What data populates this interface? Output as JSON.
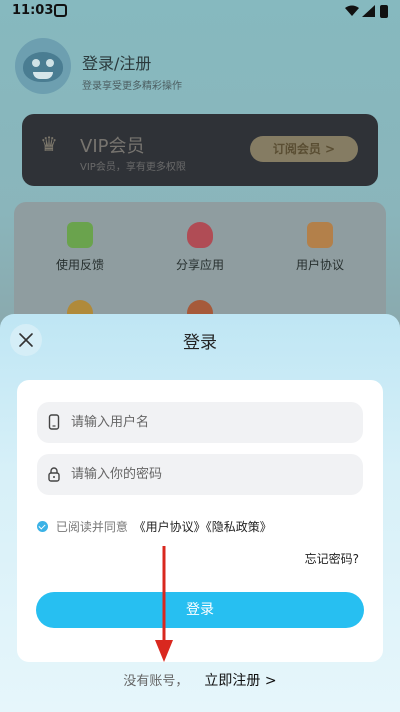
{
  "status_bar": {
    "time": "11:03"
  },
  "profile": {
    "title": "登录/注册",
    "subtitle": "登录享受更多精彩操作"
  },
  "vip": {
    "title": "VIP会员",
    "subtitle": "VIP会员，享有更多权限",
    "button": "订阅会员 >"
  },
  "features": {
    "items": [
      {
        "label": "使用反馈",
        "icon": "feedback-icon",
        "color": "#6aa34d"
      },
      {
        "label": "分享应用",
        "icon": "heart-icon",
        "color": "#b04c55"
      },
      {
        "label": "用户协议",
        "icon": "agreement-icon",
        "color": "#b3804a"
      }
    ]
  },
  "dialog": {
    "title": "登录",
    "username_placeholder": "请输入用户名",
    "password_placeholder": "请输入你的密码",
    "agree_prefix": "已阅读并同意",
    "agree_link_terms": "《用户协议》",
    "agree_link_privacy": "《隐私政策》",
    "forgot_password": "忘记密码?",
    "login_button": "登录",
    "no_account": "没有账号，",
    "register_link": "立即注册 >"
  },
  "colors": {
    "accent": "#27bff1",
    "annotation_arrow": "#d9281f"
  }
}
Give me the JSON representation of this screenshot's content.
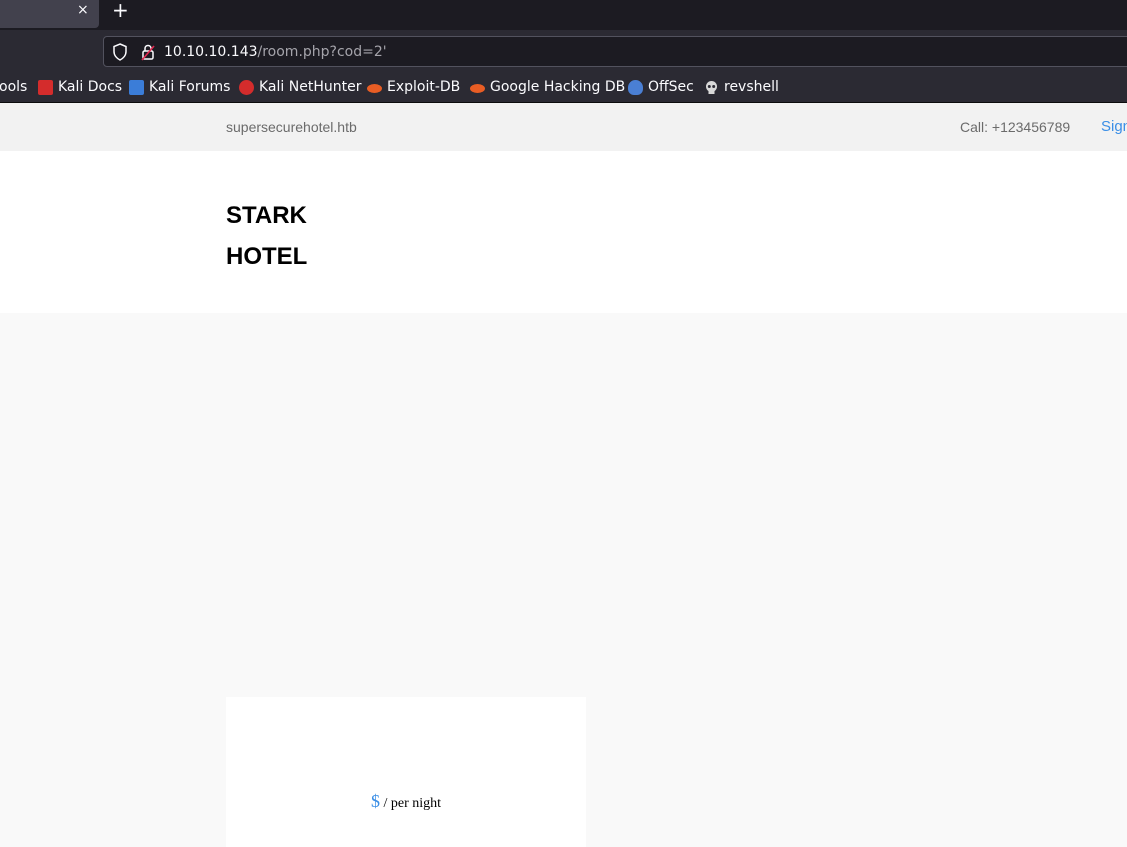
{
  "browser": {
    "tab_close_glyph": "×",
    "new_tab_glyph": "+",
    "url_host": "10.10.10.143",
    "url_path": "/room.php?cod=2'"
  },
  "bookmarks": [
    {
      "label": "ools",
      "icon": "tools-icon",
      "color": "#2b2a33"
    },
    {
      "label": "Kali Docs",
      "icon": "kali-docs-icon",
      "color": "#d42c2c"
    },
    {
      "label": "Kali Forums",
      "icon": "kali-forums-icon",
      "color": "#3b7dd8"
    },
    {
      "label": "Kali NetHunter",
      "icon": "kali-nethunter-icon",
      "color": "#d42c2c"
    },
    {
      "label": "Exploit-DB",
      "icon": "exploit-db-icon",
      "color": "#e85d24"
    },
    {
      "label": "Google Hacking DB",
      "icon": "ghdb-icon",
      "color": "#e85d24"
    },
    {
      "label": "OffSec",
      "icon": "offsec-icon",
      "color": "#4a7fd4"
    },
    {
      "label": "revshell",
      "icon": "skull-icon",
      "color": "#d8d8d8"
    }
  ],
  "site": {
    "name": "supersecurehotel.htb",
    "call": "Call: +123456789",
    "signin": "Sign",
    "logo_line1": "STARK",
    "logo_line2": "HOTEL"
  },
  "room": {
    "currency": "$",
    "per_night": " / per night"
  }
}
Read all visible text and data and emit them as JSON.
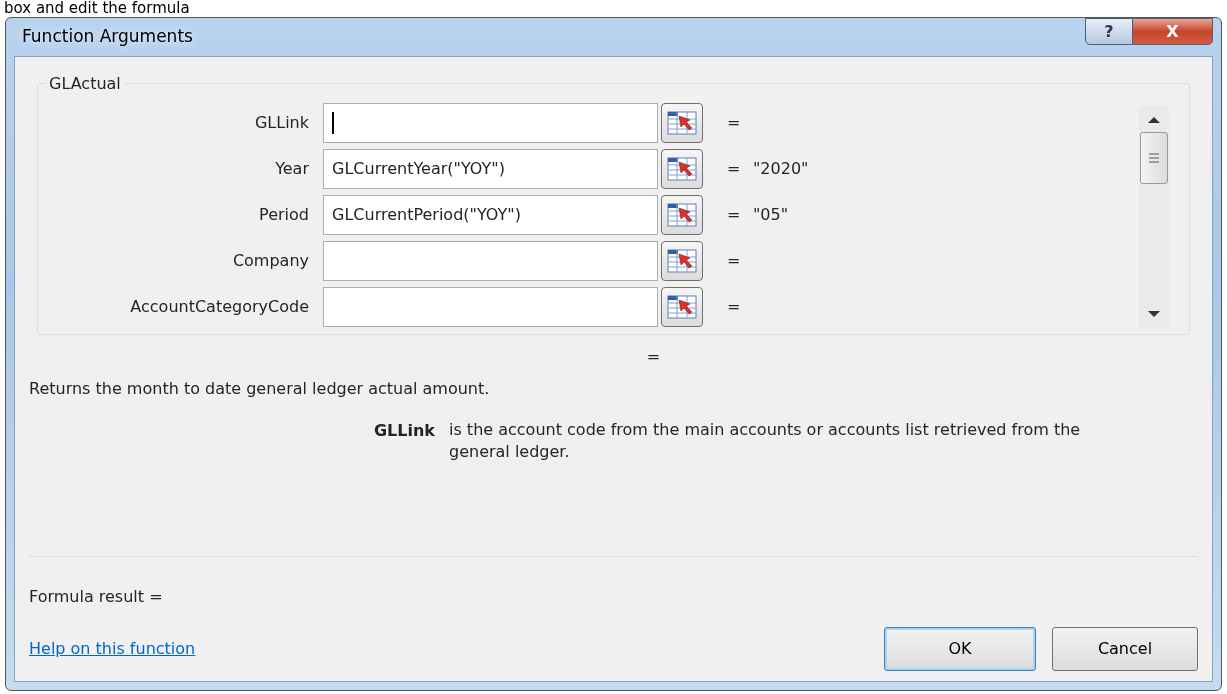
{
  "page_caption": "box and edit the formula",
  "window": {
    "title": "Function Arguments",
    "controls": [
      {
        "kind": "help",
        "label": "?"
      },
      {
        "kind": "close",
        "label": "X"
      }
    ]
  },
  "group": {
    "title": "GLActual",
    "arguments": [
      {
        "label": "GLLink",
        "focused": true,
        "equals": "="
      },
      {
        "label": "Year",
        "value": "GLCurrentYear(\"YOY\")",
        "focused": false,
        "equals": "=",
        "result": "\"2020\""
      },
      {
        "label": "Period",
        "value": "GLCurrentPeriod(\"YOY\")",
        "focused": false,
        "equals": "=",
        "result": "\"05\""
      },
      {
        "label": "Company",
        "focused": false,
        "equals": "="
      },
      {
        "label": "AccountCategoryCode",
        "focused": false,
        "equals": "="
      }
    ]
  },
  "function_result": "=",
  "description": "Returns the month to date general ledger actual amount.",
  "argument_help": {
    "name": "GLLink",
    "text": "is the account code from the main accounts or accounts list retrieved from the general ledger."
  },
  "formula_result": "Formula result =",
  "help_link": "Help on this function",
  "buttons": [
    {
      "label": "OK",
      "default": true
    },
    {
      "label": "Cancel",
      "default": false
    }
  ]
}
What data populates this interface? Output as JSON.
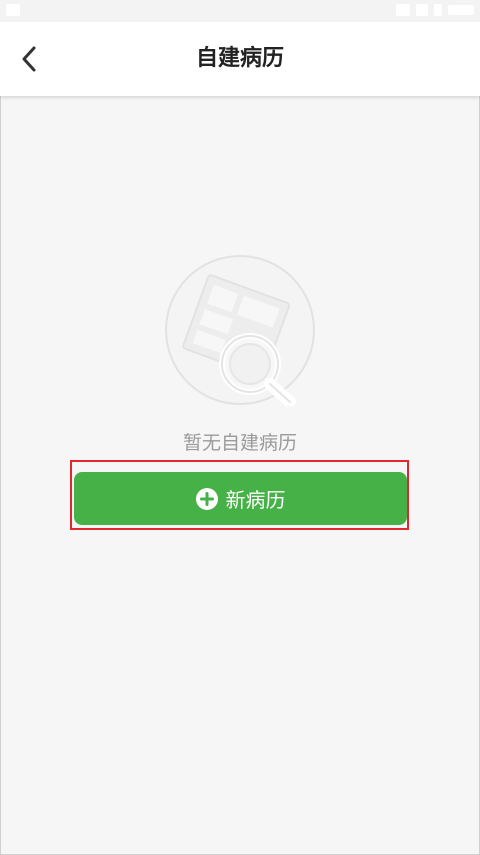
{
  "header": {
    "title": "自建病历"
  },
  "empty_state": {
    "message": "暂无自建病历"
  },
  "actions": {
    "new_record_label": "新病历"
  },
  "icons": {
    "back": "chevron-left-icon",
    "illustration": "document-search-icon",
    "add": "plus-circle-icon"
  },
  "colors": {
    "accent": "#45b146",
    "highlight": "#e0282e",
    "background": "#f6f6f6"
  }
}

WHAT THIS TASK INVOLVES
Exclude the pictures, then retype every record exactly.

YOUR SOLUTION
What data populates this interface? Output as JSON.
{
  "status_bar": {
    "time": "11:03"
  },
  "profile": {
    "title": "登录/注册",
    "subtitle": "登录享受更多精彩操作"
  },
  "vip": {
    "title": "VIP会员",
    "subtitle": "VIP会员，享有更多权限",
    "button": "订阅会员 >"
  },
  "features": {
    "items": [
      {
        "label": "使用反馈",
        "icon": "feedback-icon",
        "color": "#6aa34d"
      },
      {
        "label": "分享应用",
        "icon": "heart-icon",
        "color": "#b04c55"
      },
      {
        "label": "用户协议",
        "icon": "agreement-icon",
        "color": "#b3804a"
      }
    ]
  },
  "dialog": {
    "title": "登录",
    "username_placeholder": "请输入用户名",
    "password_placeholder": "请输入你的密码",
    "agree_prefix": "已阅读并同意",
    "agree_link_terms": "《用户协议》",
    "agree_link_privacy": "《隐私政策》",
    "forgot_password": "忘记密码?",
    "login_button": "登录",
    "no_account": "没有账号，",
    "register_link": "立即注册 >"
  },
  "colors": {
    "accent": "#27bff1",
    "annotation_arrow": "#d9281f"
  }
}
Give me the JSON representation of this screenshot's content.
{
  "browser": {
    "tab_close_glyph": "×",
    "new_tab_glyph": "+",
    "url_host": "10.10.10.143",
    "url_path": "/room.php?cod=2'"
  },
  "bookmarks": [
    {
      "label": "ools",
      "icon": "tools-icon",
      "color": "#2b2a33"
    },
    {
      "label": "Kali Docs",
      "icon": "kali-docs-icon",
      "color": "#d42c2c"
    },
    {
      "label": "Kali Forums",
      "icon": "kali-forums-icon",
      "color": "#3b7dd8"
    },
    {
      "label": "Kali NetHunter",
      "icon": "kali-nethunter-icon",
      "color": "#d42c2c"
    },
    {
      "label": "Exploit-DB",
      "icon": "exploit-db-icon",
      "color": "#e85d24"
    },
    {
      "label": "Google Hacking DB",
      "icon": "ghdb-icon",
      "color": "#e85d24"
    },
    {
      "label": "OffSec",
      "icon": "offsec-icon",
      "color": "#4a7fd4"
    },
    {
      "label": "revshell",
      "icon": "skull-icon",
      "color": "#d8d8d8"
    }
  ],
  "site": {
    "name": "supersecurehotel.htb",
    "call": "Call: +123456789",
    "signin": "Sign",
    "logo_line1": "STARK",
    "logo_line2": "HOTEL"
  },
  "room": {
    "currency": "$",
    "per_night": " / per night"
  }
}
Read all visible text and data and emit them as JSON.
{
  "page_caption": "box and edit the formula",
  "window": {
    "title": "Function Arguments",
    "controls": [
      {
        "kind": "help",
        "label": "?"
      },
      {
        "kind": "close",
        "label": "X"
      }
    ]
  },
  "group": {
    "title": "GLActual",
    "arguments": [
      {
        "label": "GLLink",
        "focused": true,
        "equals": "="
      },
      {
        "label": "Year",
        "value": "GLCurrentYear(\"YOY\")",
        "focused": false,
        "equals": "=",
        "result": "\"2020\""
      },
      {
        "label": "Period",
        "value": "GLCurrentPeriod(\"YOY\")",
        "focused": false,
        "equals": "=",
        "result": "\"05\""
      },
      {
        "label": "Company",
        "focused": false,
        "equals": "="
      },
      {
        "label": "AccountCategoryCode",
        "focused": false,
        "equals": "="
      }
    ]
  },
  "function_result": "=",
  "description": "Returns the month to date general ledger actual amount.",
  "argument_help": {
    "name": "GLLink",
    "text": "is the account code from the main accounts or accounts list retrieved from the general ledger."
  },
  "formula_result": "Formula result =",
  "help_link": "Help on this function",
  "buttons": [
    {
      "label": "OK",
      "default": true
    },
    {
      "label": "Cancel",
      "default": false
    }
  ]
}
What data populates this interface? Output as JSON.
{
  "header": {
    "title": "自建病历"
  },
  "empty_state": {
    "message": "暂无自建病历"
  },
  "actions": {
    "new_record_label": "新病历"
  },
  "icons": {
    "back": "chevron-left-icon",
    "illustration": "document-search-icon",
    "add": "plus-circle-icon"
  },
  "colors": {
    "accent": "#45b146",
    "highlight": "#e0282e",
    "background": "#f6f6f6"
  }
}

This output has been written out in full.